نویسندگان [English]چکیده [English]
Modeling potential distributions in order to find unidentified populations of rare and endangered species in inaccessible areas is a promising tool for conservation biologists. Mountain viper (Montivipera spp.) comprises M. raddei raddei, M. latifii, M. r. albicornuta, and M. Kuhrangica, which are patchily distributed throughout Alborz and Zagros Mountain Ranges of Iran. Identifying unrecorded populations of these species within the already established distribution range is critical in conservation action planning such as corridor design and protected area establishment as well as genetic management of the species.

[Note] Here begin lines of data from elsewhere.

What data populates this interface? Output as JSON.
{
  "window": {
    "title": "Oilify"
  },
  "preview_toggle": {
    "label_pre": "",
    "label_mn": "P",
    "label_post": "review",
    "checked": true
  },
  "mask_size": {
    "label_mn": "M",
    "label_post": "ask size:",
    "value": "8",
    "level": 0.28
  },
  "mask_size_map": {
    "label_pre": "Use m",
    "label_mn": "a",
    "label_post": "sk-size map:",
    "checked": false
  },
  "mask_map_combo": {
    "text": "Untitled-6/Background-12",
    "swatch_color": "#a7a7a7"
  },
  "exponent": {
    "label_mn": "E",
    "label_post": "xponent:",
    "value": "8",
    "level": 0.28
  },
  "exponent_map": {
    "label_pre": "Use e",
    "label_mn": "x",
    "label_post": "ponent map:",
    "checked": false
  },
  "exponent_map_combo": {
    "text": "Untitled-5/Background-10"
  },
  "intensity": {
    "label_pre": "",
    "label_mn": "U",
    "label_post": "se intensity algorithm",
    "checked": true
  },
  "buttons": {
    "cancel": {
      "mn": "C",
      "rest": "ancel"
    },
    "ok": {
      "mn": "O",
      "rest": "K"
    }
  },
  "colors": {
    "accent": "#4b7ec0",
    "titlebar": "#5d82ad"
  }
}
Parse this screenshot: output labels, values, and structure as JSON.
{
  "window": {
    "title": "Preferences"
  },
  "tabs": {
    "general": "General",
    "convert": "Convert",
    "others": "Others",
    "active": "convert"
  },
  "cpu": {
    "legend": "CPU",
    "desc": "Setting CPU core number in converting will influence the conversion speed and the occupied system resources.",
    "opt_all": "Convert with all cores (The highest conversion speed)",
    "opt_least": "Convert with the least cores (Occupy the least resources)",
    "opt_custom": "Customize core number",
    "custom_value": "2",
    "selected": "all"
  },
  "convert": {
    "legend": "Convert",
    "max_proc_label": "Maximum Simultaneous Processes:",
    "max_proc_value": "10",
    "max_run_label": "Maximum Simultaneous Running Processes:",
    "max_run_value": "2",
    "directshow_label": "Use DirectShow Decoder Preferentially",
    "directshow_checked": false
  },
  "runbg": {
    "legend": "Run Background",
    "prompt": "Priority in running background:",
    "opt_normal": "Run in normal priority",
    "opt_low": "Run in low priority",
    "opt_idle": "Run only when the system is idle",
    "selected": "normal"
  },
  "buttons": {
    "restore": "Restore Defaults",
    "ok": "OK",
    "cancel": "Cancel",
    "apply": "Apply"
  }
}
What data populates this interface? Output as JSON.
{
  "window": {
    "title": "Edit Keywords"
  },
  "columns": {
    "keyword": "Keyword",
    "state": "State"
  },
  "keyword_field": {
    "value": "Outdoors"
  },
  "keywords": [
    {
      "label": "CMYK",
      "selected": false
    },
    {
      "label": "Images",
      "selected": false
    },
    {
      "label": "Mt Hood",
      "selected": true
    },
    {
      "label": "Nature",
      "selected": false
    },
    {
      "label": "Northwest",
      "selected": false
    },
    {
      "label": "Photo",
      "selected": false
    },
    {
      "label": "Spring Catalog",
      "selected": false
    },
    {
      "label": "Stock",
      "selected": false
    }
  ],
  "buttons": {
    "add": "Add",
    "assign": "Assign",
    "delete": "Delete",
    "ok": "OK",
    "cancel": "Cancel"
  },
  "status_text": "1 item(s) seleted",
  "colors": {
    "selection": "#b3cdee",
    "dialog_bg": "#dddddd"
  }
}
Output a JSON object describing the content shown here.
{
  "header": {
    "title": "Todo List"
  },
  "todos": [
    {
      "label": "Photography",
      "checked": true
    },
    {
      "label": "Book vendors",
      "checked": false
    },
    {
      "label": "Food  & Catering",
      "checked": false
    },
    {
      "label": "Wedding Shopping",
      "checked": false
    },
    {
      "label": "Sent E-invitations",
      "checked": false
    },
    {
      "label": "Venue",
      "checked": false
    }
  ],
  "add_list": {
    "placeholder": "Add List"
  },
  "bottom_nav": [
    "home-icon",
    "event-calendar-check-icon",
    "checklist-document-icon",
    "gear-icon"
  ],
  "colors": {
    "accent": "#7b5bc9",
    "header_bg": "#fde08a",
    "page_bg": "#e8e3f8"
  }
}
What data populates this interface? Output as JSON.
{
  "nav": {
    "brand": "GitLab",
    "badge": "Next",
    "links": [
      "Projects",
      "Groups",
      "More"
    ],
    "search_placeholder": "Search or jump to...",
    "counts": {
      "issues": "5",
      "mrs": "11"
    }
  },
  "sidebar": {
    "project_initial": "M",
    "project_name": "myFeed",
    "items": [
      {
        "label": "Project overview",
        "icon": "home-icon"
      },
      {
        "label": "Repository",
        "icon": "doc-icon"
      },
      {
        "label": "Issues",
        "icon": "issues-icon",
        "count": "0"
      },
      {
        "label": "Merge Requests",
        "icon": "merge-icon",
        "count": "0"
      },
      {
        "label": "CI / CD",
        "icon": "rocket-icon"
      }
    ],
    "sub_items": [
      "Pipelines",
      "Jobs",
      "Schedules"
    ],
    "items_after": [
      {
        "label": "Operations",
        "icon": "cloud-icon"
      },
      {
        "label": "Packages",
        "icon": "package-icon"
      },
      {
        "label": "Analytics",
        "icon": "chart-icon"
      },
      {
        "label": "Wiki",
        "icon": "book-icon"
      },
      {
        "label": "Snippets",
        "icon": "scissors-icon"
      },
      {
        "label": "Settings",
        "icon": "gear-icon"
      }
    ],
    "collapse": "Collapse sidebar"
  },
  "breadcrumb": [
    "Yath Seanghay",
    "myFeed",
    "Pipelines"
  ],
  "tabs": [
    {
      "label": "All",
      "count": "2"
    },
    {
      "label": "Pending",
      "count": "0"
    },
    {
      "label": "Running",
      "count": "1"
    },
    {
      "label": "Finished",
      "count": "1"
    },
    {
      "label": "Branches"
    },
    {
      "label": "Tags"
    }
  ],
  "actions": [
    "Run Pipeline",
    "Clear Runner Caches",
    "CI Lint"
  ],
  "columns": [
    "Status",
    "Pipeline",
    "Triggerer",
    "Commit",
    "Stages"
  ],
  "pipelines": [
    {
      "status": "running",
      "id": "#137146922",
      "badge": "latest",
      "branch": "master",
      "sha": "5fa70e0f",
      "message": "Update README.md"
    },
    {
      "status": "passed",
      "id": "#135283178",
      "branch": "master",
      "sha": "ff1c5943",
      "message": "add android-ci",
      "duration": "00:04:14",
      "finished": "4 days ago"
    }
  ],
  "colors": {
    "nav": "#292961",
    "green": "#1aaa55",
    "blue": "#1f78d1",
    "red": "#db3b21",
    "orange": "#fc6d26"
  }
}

In this study, with an aim to predict the occurrence of unidentified mountain viper populations, we used the Ensemble method as well as four modeling algorithms including Maximum Entropy (Maxent), Artificial Neural Networks (ANN), Support Vector Machine (SVM), and Generalized Linear Modeling (GLM). Locality points were collected for mountain vipers from western Iran and large-scale habitat variables related to topography, climate, and land use/cover were used in the modeling. Results indicated that temperature in the warmest month, precipitation in the driest month, and slope were the most important predictors of mountain viper presence in suitable habitats. Among the four modeling algorithms, Maxent (AUC= 0.97) and SVM (AUC= 0.85) showed the highest and the lowest predictive powers, respectively. Pooling the results of the modeling methods, we found that possibility of finding new populations of mountain vipers is highest in Dalakhani (Amrolah and Bistoun) پرآو in Kermanshah province, Chehel-cheshmeh and Hezarkanian in Kordestan province, Oramanat at the border of the two aforementioned provinces, and Almubolagh and Garin in western and southern Hamedan province respectively. Currently, 31.6 percent of the suitable habitats identified in our models are represented within the network of national protected areas. Establishment of new protected areas in suitable locations identified in our models can complement the current system of protected areas for conservation of mountain vipers, especially the endemic species. We also determined the effects of climate change on the extent and suitability of mountain viper habitats in the past (Last Glacial Maximum, 21000 years ago) and the future (the year 2070) using 19 climatic variables. Considering the recent and predicted rates of global warming, our climatic models point to a continuous contraction of suitable habitats for mountain vipers from the past to the year 2070. This thought-provoking finding warns that the negative effects of climate change on biodiversity and specifically in our study, endemic mountain vipers.